ExxonMobil CEO Rex Tillerson delivers remarks on the release of a report by the National Petroleum Council on oil drilling in the Arctic, on March 27, 2015, in Washington, D.C.
Photo by Evan Vucci/AP

Beleaguered Secretary of State raises stakes with North Korean warning

All is not well at the State Department, which in the Donald Trump era, has found itself marginalized and ignored. This week, the White House announced plans to slash the State Department’s budget – a move that Secretary of State Rex Tillerson inexplicably embraced, further demoralizing the department.

The Rachel Maddow Show, 3/16/17, 9:52 PM ET

Trump's proposed State Department budget cuts put US at risk

Wendy Sherman, former undersecretary of State, talks with Rachel Maddow about Donald Trump’s proposal to cut the State Department’s budget by a third, and the implications that will have on fighting terrorism and epidemics like Ebola.
As Rachel noted on the show last night, Tillerson told reporters yesterday that the administration believes it can afford to dramatically cut the State Department’s funding because “there will be fewer military conflicts that the U.S. will be directly engaged in.”

It’s an odd response. For one thing, investing in diplomacy helps reduce the chances of military engagement. For another, the Trump administration is pushing for vastly larger spending at the Pentagon, apparently in anticipation of new military operations.

And finally, the day after Tillerson said he expects fewer conflicts, he said something very different about U.S. policy towards North Korea.
Secretary of State Rex Tillerson warned Friday that military action against North Korea was “on the table” if the country continued to develop its weapons program.

“If they elevate the threat of their weapons program to a level that we believe requires action then that option is on the table,” he told a press conference in South Korea.

“Certainly we do not want for things to get to a military conflict,” he added. “But obviously if North Korea takes actions that threaten the South Korean forces or our own forces then that would be met with an appropriate response.”
One might expect quite a bit of follow up with Tillerson from the American journalists who routinely travel with a Secretary of State during overseas visits, but in this case, Tillerson left most reporters at home. (White House Press Secretary Sean Spicer said the decision was intended to save money – an explanation no one seriously believes.)

There have been quite a few incidents along these lines in recent weeks, leaving the State Department facing conditions with no modern parallel. Foreign officials from allied countries have visited D.C., for example, and no one bothered to tell the State Department. The release of the State Department’s annual human rights report, traditionally one of the most important moments of the year for the cabinet agency, turned into an embarrassment two weeks ago.

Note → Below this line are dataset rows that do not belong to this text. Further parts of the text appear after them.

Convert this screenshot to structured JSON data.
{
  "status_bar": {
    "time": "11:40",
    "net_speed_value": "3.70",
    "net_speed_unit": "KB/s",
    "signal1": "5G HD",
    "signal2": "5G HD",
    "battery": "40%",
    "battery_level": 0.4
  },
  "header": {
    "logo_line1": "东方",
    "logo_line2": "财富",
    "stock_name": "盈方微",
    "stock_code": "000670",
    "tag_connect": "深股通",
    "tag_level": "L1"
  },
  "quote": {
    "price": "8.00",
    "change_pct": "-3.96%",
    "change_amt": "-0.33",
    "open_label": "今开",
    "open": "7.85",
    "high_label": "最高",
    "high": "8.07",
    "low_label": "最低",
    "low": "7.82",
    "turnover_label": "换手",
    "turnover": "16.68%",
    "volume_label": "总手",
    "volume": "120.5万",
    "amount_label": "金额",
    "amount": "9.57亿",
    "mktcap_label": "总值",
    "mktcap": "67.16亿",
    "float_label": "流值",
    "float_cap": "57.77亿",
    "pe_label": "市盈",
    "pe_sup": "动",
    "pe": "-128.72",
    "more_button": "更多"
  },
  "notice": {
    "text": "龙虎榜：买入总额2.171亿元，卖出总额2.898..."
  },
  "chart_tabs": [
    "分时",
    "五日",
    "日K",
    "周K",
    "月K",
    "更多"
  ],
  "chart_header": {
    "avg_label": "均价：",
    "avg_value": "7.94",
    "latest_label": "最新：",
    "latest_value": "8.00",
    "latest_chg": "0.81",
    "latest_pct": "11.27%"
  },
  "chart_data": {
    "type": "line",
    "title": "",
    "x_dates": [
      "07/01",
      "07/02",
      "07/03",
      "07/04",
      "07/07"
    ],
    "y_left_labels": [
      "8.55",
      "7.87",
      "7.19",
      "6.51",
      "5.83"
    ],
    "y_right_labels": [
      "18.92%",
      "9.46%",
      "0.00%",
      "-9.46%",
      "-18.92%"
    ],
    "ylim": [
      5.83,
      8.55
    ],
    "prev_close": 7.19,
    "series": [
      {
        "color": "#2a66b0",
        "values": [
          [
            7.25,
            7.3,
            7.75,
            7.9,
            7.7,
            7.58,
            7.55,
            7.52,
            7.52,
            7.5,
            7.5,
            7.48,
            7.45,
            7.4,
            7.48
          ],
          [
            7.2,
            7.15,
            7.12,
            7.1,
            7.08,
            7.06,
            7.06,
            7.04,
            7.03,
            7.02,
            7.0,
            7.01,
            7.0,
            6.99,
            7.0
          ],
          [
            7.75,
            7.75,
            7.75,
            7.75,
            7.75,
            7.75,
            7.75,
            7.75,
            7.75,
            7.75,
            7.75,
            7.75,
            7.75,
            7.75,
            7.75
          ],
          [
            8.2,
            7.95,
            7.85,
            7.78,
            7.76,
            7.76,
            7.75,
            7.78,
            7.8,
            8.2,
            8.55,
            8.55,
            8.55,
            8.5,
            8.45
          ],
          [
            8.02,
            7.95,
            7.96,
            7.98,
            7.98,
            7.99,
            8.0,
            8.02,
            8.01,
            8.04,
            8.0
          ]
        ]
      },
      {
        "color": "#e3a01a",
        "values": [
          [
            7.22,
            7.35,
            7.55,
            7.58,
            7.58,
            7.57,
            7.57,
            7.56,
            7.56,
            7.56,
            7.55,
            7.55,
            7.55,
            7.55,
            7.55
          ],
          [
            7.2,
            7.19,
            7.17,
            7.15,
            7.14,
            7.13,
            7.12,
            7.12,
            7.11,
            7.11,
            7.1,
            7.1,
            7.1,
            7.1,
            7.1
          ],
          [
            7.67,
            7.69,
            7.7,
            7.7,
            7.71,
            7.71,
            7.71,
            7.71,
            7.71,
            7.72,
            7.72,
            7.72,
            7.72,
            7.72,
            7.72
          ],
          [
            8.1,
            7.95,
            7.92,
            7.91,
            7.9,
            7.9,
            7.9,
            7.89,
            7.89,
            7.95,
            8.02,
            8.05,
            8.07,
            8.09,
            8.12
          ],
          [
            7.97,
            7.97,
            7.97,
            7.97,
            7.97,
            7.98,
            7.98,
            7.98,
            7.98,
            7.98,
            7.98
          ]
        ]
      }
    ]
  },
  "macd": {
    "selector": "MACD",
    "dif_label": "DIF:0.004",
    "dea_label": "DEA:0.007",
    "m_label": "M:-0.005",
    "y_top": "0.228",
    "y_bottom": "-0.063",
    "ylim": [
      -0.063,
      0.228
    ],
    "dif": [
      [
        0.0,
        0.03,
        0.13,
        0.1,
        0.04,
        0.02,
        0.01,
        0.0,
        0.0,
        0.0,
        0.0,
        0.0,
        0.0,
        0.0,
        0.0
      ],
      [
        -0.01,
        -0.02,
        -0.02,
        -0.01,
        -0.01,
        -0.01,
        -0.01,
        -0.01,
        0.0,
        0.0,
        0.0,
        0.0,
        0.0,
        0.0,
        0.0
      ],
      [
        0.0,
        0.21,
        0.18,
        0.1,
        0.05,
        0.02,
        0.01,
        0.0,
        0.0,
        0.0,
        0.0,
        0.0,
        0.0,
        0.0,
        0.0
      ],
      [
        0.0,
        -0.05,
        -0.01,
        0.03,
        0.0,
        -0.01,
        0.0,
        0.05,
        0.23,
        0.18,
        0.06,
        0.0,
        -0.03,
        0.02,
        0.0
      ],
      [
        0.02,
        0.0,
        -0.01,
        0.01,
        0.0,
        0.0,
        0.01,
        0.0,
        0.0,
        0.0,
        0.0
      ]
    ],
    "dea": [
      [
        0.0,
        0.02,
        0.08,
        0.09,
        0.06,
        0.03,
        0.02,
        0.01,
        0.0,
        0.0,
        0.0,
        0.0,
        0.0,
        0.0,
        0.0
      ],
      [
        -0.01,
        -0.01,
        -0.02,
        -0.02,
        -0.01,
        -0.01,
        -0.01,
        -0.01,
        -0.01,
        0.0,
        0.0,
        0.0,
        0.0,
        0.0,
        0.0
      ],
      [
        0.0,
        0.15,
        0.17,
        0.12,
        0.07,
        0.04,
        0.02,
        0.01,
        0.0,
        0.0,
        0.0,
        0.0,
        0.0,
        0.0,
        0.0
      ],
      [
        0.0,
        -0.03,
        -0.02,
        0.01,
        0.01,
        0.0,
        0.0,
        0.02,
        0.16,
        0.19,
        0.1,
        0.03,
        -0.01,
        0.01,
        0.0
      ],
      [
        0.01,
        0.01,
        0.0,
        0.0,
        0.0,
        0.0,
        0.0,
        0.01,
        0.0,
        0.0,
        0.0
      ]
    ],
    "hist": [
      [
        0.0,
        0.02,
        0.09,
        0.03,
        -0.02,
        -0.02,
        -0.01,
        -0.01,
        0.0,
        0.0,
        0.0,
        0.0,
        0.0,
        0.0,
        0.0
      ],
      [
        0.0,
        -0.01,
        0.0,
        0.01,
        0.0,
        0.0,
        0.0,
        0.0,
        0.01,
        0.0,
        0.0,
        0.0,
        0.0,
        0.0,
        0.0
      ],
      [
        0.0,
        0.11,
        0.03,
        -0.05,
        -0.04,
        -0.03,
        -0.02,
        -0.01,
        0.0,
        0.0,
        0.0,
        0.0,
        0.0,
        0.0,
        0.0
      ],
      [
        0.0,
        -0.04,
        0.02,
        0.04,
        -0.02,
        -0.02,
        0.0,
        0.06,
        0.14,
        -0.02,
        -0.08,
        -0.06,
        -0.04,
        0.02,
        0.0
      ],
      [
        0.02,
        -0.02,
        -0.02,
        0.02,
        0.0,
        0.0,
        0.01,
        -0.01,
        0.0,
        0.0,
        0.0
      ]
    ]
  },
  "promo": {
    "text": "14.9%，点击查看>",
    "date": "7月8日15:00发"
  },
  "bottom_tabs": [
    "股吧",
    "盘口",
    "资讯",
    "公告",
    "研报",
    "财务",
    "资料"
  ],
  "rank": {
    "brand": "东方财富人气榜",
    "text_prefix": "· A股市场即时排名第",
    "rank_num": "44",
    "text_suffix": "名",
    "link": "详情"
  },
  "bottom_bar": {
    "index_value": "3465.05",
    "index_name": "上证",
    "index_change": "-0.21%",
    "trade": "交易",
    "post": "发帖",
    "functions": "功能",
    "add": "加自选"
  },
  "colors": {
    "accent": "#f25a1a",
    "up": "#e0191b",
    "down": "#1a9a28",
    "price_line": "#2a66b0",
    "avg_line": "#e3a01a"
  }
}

Meanwhile, with the Trump White House failing to even send key nominations to the Senate, a wide variety of key offices in Foggy Bottom remain empty, and holdovers from the Obama administration who were prepared to stay on were sent packing.

The Atlantic recently spoke to one unnamed State Department officer who said, in reference to White House officials, “They really want to blow this place up…. I don’t think this administration thinks the State Department needs to exist.”

A couple of years ago, Rick Santorum said he wanted to “abolish the State Department,” a comment that made the former senator appear quite foolish at the time. Nearly two years later, it’s hard not to wonder how many officials in Trump’s West Wing are having the same thought.

Foreign Policy, North Korea and State Department

Beleaguered Secretary of State raises stakes with North Korean warning